Man accused of killing wife can't escape justice through deportation, SCC rules
Sivaloganathan Thanabalasingham arrives for a detention review at the Immigration and Refugee Board of Canada in Montreal, Thursday, April 13, 2017. (THE CANADIAN PRESS / Graham Hughes)
Published Wednesday, April 17, 2019 12:30PM EDT
Quebec’s top court erred in ruling that proceeding with a murder case was unnecessary because the accused had been deported, the Supreme Court of Canada said Wednesday.
The Supreme Court ordered the Court of Appeal of Quebec to reconsider the Crown’s appeal in the case Sivaloganathan Thanabalasingham.
“The mere fact that an individual has been deported, even if he has been deported to a country with which Canada does not have an extradition treaty, does not render a case moot,” Chief Justice Richard Wagner said while delivering the court’s decision.
Thanabalasingham was charged with second-degree murder in 2012 in connection with the stabbing death of Anuja Baskaran, his wife. His trial was scheduled to begin in 2017, but was cancelled after a judge ruled that his right to be tried within a reasonable timeframe had been violated and stayed the charge.
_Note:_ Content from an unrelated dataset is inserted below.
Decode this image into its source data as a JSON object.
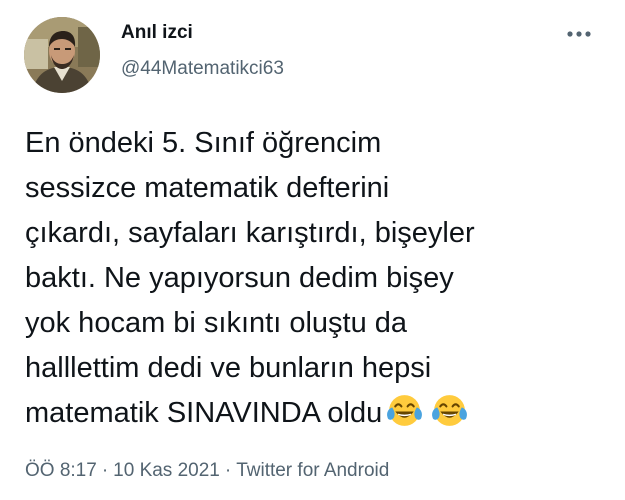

Thanabalasingham, a permanent resident who had arrived in Canada as a refugee, was then ordered to be deported to Sri Lanka even though the Crown’s appeal of the judge’s decision remained outstanding. According to the appeal court, deportation officers found that he “wanted to leave Canada as soon as possible” and no longer feared what would happen to him if he was in Sri Lanka, meaning he no longer needed refugee protection.
The Quebec appeal court ruled last year against reinstating the charge and ordering a new trial. It said that it saw no evidence that a new trial “will or could plausibly ever happen,” given that Thanabalasingham had been deported and Canada does not have an extradition treaty with Sri Lanka.
It was this ruling that the Crown took issue with in its appeal to the Supreme Court, arguing that the test should have been whether a second trial was even remotely possible, not whether it was likely.
“If you have to quantify the likelihood or the probability, it becomes impossible given the infinite number of situations that could occur,” Christian Jarry said in making the Crown’s argument.
Criminal cases in Canada are typically declared moot if an accused person dies while the case is before the courts, or if charges are stayed and no appeals are outstanding.
Jarry compared the situation to how the courts would have handled a situation where an accused left the country of their own volition before police caught up with them.
“The judge issuing the arrest warrant wouldn’t have cared if the police knew exactly where the accused was and whether or not Canada had an extradition treaty with that country,” he said.
“Why would an accused’s departure from Canada immunize or protect that accused against prosecution?”
The Supreme Court seemed to agree with this assessment, with Wagner saying Wednesday that eight out of nine judges believed the case against Thanabalasingham was “clearly not moot.”
The Court of Appeal of Quebec will now have to judge the Crown’s appeal on its merits, which could mean maintaining the stay of charges or reversing it and ordering a new trial.